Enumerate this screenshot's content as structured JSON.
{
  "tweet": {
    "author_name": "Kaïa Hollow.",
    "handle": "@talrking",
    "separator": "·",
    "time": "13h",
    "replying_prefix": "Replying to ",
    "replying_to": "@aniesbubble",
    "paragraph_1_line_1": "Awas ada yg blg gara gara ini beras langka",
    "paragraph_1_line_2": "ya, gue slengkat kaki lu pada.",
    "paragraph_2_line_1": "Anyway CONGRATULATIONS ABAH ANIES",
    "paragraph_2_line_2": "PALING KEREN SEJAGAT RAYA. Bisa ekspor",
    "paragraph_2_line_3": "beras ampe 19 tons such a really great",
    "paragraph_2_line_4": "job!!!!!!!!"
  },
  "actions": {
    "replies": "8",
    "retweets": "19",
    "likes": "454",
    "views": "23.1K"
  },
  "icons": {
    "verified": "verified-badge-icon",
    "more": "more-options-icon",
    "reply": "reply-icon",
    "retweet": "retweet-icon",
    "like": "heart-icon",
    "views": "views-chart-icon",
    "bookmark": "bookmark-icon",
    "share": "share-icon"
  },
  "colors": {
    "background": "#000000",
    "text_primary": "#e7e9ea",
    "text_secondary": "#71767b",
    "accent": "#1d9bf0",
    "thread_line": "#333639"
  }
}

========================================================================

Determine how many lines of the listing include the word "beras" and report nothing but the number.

2